How do I buy or sell real estate by procuration?


Sometimes the buyer or seller of a property may choose to be represented by a third party at the time of sale. This is not very complicated to set up, but there are a certain number of steps to be taken beforehand to avoid unpleasant surprises when the deed of purchase is signed. Cardis Sotheby's International Realty gives you the instructions for a good proxy transaction.

What is a procuration?

The person who is about to buy or sell real estate does not necessarily have to be present when the transaction is finalized. He or she can be represented by someone else. This may be a member of his family, the real estate agent who has assisted him so far and even the representative of the firm where the deed of purchase will be signed. In order for this third party to substitute for the buyer or seller, a procuration must be drawn up appointing him as the latter's official representative.

Why use a third party?
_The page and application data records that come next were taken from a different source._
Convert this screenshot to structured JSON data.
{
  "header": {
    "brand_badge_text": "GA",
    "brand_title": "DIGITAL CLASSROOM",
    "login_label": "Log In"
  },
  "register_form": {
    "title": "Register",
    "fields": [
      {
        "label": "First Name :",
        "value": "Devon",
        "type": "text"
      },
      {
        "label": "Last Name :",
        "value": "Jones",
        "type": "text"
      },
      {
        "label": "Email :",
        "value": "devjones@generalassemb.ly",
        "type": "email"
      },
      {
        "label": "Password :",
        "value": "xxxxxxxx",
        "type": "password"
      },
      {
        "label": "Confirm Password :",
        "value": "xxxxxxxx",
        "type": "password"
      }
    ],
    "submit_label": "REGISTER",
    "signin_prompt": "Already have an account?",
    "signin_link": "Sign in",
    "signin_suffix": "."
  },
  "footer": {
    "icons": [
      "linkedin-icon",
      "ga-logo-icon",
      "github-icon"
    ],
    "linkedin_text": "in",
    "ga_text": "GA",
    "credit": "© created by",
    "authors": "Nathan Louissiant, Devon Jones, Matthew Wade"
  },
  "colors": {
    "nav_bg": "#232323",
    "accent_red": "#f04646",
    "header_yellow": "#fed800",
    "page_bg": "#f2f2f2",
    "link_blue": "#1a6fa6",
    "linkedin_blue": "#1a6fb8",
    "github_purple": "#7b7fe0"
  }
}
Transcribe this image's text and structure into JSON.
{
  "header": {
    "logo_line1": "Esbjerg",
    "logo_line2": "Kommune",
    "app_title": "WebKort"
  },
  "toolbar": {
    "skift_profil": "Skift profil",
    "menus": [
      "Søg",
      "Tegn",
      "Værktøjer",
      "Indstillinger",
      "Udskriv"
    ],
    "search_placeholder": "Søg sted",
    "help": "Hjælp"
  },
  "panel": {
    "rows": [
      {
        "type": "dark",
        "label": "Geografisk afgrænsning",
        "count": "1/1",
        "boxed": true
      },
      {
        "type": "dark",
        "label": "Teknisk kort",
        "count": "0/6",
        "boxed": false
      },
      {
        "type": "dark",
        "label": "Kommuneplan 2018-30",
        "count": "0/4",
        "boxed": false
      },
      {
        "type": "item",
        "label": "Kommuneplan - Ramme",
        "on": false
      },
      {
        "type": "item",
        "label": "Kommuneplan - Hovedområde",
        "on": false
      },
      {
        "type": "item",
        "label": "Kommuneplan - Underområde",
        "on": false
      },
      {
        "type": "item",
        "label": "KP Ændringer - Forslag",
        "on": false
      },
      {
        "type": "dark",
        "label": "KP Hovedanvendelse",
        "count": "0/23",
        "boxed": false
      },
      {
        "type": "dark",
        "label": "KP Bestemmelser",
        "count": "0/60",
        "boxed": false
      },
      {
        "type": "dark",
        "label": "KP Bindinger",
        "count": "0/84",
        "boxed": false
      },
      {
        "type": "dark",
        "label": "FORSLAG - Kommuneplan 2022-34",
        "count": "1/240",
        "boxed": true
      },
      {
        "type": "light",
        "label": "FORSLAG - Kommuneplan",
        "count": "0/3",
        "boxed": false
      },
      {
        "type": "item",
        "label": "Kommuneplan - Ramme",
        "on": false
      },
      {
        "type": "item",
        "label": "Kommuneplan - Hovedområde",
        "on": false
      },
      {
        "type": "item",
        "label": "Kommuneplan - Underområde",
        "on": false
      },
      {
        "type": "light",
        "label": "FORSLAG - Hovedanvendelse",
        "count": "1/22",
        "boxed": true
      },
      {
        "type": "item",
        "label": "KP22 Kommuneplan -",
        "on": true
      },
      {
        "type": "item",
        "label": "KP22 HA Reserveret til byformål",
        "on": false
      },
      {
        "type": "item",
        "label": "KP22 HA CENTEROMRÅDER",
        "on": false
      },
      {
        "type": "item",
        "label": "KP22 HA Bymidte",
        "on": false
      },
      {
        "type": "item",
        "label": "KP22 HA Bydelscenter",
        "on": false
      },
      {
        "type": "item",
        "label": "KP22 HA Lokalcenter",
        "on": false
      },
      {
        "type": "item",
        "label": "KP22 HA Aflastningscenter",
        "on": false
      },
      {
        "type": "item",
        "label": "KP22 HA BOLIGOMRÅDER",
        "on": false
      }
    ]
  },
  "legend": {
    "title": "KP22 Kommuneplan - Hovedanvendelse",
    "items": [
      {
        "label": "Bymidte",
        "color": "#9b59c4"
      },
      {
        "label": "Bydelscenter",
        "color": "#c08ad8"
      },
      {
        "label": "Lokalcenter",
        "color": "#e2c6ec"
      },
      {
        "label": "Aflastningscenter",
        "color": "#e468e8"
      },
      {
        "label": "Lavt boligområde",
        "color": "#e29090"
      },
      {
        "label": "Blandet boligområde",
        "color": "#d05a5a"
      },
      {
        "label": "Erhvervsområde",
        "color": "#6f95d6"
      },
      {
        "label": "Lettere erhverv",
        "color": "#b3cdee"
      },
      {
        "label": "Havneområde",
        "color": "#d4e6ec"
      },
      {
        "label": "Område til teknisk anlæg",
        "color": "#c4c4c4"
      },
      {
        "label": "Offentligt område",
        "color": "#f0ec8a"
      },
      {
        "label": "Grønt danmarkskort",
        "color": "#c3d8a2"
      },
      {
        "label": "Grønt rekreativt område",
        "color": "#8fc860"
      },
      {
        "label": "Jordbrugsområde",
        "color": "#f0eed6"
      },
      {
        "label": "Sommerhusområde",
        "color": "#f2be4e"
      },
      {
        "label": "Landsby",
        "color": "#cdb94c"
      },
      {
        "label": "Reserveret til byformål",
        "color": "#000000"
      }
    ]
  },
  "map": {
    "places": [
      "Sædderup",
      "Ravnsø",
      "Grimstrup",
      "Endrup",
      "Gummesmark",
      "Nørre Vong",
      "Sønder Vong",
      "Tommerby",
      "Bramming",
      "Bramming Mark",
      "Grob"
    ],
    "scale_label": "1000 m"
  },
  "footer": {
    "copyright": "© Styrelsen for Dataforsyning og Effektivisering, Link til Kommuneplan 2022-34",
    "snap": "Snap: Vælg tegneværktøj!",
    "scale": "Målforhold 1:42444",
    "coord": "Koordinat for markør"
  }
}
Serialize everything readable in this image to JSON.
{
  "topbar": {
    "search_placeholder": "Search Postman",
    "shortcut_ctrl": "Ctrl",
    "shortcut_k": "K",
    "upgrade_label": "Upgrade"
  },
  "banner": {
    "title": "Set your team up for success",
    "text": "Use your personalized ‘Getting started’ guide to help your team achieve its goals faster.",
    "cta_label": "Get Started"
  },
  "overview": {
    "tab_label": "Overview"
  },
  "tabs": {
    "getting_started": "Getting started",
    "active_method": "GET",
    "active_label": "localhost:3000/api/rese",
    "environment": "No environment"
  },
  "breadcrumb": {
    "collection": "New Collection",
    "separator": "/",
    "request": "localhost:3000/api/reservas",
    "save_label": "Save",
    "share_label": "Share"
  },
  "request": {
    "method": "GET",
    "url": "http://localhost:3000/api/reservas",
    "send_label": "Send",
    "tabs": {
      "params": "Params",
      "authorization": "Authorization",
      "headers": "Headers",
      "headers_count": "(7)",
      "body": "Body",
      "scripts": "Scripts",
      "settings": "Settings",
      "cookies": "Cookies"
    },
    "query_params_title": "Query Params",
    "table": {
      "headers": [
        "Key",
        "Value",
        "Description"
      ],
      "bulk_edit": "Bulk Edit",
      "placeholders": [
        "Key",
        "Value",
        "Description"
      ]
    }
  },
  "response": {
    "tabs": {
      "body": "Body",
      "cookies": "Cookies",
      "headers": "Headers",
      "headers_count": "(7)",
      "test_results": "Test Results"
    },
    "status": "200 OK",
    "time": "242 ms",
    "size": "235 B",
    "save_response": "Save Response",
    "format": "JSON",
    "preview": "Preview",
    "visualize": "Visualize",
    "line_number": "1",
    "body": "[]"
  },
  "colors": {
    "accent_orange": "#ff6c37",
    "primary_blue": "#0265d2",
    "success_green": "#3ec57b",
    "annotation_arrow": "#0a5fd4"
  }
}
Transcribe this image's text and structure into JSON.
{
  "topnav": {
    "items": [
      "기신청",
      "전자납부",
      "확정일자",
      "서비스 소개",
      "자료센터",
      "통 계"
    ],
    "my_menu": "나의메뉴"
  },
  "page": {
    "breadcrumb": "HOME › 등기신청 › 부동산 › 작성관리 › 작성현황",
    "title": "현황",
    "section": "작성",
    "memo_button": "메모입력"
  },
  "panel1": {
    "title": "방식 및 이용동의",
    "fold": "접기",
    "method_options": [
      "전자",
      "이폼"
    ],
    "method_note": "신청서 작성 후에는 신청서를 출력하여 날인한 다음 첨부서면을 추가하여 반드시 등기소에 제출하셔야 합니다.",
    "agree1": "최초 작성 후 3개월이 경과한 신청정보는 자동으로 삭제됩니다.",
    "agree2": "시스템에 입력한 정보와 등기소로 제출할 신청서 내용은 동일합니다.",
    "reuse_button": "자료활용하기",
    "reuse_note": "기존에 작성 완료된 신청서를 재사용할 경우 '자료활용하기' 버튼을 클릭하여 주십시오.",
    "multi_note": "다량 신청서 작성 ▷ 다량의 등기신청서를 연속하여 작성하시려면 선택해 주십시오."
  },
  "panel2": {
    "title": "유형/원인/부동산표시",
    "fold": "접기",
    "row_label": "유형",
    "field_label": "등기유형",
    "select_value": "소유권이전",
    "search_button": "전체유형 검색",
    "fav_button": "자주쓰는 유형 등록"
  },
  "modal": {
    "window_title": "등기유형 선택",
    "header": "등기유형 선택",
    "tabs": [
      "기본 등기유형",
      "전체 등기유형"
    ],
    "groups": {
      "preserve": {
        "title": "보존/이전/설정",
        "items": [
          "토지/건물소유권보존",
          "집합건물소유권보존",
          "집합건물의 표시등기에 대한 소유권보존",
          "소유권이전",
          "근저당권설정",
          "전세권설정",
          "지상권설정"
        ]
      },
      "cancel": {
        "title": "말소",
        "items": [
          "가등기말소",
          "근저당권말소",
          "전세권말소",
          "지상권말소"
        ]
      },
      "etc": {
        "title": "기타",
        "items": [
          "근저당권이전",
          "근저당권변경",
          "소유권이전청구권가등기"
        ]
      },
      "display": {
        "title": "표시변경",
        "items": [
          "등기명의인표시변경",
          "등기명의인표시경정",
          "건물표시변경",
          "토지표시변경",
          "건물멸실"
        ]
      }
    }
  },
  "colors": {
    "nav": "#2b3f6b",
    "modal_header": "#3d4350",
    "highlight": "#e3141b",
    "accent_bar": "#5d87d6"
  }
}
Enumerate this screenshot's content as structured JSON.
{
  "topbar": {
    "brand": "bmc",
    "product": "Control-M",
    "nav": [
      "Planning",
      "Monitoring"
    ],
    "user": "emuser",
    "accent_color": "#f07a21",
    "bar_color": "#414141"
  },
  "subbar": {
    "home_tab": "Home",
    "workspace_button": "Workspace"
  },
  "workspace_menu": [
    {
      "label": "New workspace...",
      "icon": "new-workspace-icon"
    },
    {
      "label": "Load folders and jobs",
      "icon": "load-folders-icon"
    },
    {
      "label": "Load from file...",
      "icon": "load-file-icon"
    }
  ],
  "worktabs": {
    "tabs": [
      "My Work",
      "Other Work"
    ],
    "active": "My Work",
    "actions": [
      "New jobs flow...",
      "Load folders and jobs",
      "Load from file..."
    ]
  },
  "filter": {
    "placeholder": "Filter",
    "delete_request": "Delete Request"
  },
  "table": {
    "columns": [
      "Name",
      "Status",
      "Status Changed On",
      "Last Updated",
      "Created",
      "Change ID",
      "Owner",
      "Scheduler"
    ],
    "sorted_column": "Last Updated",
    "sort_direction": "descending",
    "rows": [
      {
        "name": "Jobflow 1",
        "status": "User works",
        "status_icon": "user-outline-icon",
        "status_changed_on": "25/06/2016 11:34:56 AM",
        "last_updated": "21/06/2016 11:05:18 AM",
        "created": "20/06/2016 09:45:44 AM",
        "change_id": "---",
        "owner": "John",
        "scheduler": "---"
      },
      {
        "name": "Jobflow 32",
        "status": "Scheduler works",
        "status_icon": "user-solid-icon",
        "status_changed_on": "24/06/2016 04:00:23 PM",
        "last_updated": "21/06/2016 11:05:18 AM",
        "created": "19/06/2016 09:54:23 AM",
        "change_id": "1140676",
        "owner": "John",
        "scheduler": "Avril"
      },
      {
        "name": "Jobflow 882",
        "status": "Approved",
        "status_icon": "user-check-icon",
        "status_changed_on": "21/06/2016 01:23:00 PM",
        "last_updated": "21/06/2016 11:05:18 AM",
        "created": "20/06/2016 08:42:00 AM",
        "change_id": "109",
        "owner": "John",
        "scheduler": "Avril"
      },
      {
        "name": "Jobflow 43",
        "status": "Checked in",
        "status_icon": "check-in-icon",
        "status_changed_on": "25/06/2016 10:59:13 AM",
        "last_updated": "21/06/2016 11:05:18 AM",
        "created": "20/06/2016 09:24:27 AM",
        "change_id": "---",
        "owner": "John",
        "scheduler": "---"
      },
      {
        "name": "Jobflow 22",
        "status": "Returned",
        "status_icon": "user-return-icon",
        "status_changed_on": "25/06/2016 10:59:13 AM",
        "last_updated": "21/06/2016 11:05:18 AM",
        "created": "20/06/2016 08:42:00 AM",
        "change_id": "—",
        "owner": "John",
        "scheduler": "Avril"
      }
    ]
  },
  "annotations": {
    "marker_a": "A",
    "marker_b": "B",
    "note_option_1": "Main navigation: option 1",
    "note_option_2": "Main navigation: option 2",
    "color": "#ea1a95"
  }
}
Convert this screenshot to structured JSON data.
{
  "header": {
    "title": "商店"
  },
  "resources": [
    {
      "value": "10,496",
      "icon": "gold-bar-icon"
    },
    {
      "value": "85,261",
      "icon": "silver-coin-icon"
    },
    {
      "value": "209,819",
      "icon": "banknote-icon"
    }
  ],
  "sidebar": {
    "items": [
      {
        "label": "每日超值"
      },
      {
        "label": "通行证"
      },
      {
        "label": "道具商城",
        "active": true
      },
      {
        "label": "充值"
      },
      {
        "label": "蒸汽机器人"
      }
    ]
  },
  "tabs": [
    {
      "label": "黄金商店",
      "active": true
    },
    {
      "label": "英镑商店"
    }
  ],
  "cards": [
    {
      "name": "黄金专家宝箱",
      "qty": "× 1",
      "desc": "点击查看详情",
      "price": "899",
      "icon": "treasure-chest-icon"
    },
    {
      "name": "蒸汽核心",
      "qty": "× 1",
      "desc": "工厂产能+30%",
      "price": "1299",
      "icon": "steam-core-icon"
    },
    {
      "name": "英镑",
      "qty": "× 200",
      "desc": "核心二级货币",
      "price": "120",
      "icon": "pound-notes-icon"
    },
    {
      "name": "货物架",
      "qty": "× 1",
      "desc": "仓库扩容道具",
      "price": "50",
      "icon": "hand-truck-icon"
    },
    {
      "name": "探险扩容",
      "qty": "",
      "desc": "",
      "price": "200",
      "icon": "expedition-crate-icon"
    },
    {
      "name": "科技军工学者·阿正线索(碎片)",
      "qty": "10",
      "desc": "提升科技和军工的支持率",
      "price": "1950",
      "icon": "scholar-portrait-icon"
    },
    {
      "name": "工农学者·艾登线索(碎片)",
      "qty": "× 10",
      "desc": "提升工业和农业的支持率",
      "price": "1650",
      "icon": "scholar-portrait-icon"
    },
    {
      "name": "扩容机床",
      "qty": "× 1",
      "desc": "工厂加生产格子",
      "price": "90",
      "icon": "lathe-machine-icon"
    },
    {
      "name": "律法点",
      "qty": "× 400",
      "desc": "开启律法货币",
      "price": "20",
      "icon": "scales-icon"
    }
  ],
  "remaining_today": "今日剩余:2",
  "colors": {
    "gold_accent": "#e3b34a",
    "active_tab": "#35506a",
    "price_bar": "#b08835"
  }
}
Being represented by a third party saves time. Finding a time that suits everyone, i.e. the buyer, the seller, the broker and the notary, requires synchronizing four agendas. This is not always easy when faced with the demands of the work world. But once both parties have agreed on the amount of the transaction, it is then possible to move forward. In rare cases, the transaction takes place between two parties with strained relationships, such as former spouses or family members in conflict. In these cases, it may be useful to go through a third party to prevent the situation from escalating.

What are the steps involved in using a third party?

A power of attorney must be established and legalized by a notary or lawyer. Concretely, it is a matter of drafting a document that specifies that person X will represent us on the day of the sale of the property. This person will sign the power of attorney and provide a copy of his or her identity document (passport or identity card accompanied by the residence permit). The notary or lawyer will then verify that the signature of the third party corresponds to the signature on his or her identity document, and sign the power of attorney himself or herself, which gives the document legal status.

Can my representative make choices for me?

The power of attorney is valid for one real estate transaction only. To avoid any confusion, the lot number concerned is mentioned in this document. Therefore, the third party cannot use the power of attorney delegated to him or her to endorse another transaction. If we want the same person to represent us in two different acquisitions, two separate powers of attorney will have to be issued. Similarly, we may choose to provide that the power of attorney has an expiry date that generally does not exceed one month, which limits the flexibility of the person representing us. That said, at the time the deed of purchase is signed, it is the third party who is responsible for deciding whether a last-minute issue is raised or whether a choice must be made on a point of detail.

What should I do if the third party makes a decision that is not right for me?

Once the sale has been finalized, there is no turning back. What is signed is signed. To prevent the person appointed to represent us from making a last-minute decision that is not convenient for us and that will be difficult to undo, we can limit his or her decision-making power by specifying in the power of attorney that he or she only has the right to sign on our behalf but not to make a decision or make a decision on our behalf. However, this type of situation is very rare. Generally, the buyer receives the draft deed of sale and all related documents several weeks before the date of signature, which gives him ample time to study it in detail. On the day the transaction is finalized, there are therefore few surprises or choices to be made, since each party has already been able to make modifications. 

At Cardis Sotheby's International Realty our agents are at your disposal to assist you in your real estate transactions.